App and web page records:
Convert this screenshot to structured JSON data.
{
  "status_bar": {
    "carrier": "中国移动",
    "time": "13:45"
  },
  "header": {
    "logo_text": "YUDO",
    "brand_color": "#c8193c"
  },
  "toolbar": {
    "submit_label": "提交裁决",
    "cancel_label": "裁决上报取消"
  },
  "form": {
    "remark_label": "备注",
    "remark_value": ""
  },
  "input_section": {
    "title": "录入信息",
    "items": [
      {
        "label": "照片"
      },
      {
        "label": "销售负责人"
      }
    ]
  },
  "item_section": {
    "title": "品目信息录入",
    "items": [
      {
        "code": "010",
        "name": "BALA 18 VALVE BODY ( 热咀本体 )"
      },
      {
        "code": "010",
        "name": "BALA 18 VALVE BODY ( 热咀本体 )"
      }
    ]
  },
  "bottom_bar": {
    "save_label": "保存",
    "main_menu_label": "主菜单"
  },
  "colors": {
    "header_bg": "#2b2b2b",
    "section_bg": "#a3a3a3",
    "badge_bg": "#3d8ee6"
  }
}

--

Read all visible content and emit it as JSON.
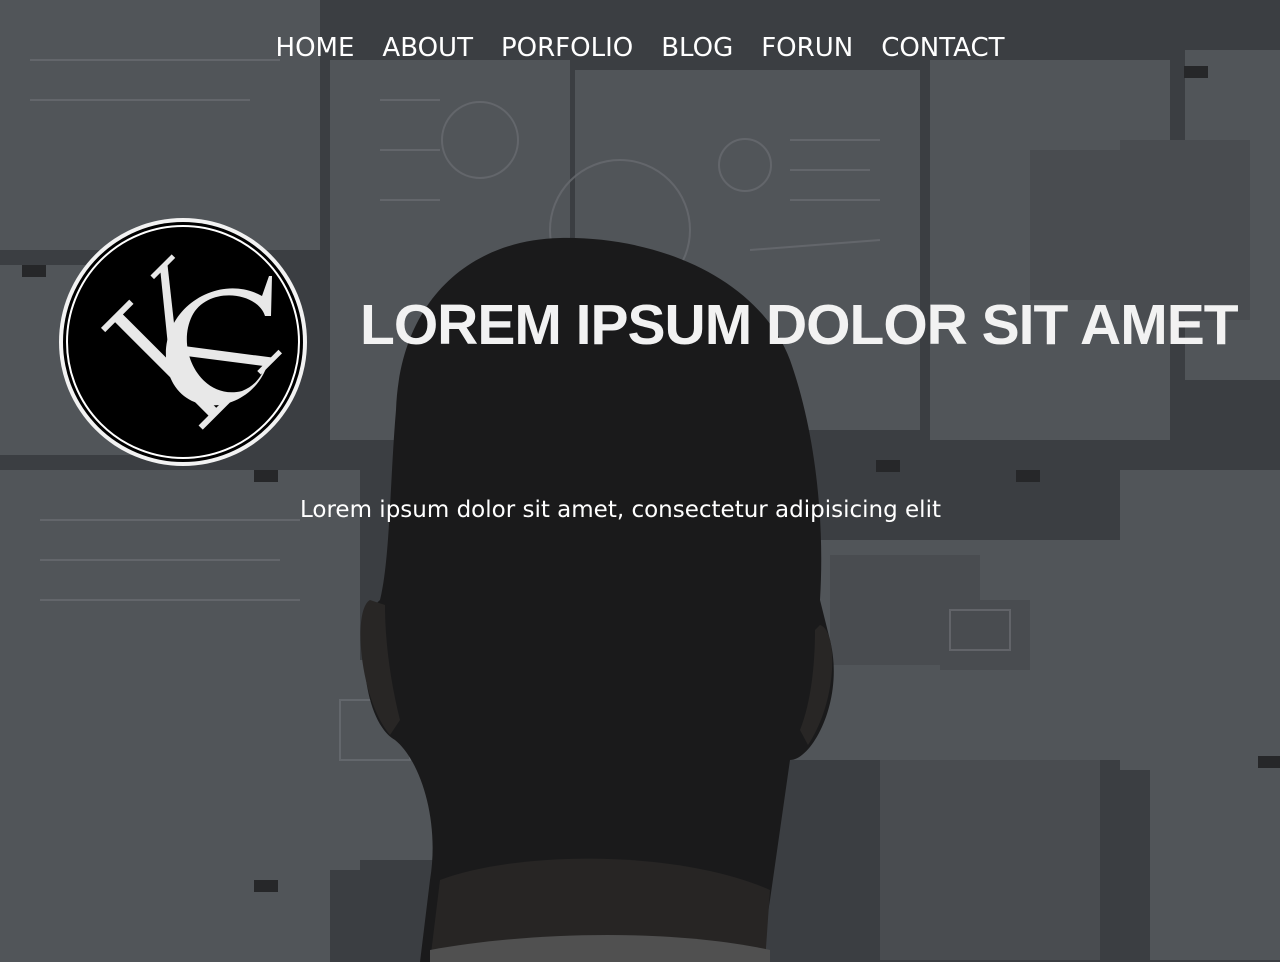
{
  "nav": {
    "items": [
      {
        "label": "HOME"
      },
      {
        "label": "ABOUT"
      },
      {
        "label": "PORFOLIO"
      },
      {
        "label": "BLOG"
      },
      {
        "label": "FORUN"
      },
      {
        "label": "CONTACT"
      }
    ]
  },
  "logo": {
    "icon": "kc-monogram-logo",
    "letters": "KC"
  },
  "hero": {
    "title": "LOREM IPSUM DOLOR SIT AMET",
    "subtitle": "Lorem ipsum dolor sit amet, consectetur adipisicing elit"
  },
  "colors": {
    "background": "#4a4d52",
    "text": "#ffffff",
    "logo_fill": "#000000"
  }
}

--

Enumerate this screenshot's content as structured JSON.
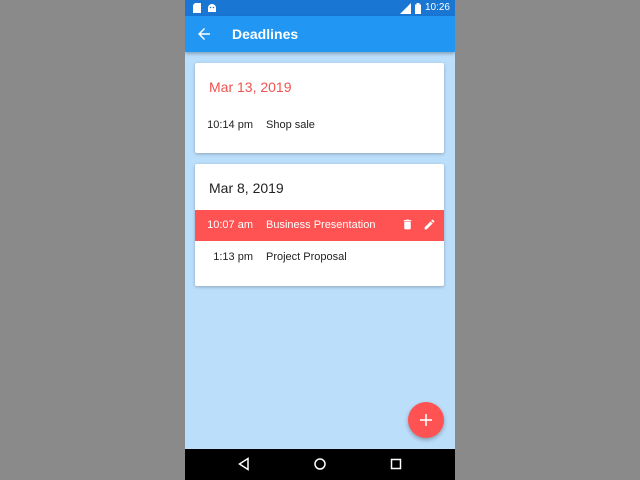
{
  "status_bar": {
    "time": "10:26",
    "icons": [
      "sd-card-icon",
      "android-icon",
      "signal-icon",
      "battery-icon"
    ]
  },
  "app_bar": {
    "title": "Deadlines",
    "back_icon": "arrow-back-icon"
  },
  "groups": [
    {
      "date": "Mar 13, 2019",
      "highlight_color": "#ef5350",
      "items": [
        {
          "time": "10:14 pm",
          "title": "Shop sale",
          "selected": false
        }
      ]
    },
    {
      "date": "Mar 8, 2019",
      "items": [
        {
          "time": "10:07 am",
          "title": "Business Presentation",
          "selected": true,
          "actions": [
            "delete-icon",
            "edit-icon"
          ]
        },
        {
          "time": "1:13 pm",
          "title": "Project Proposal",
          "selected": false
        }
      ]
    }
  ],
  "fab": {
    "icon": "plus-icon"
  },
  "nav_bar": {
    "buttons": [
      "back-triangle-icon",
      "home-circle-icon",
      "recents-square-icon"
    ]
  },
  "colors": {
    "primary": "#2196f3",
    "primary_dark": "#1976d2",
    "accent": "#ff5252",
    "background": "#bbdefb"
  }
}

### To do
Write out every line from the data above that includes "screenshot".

### Answer below
Convert this screenshot to structured JSON data.
Enumerate this screenshot's content as structured JSON.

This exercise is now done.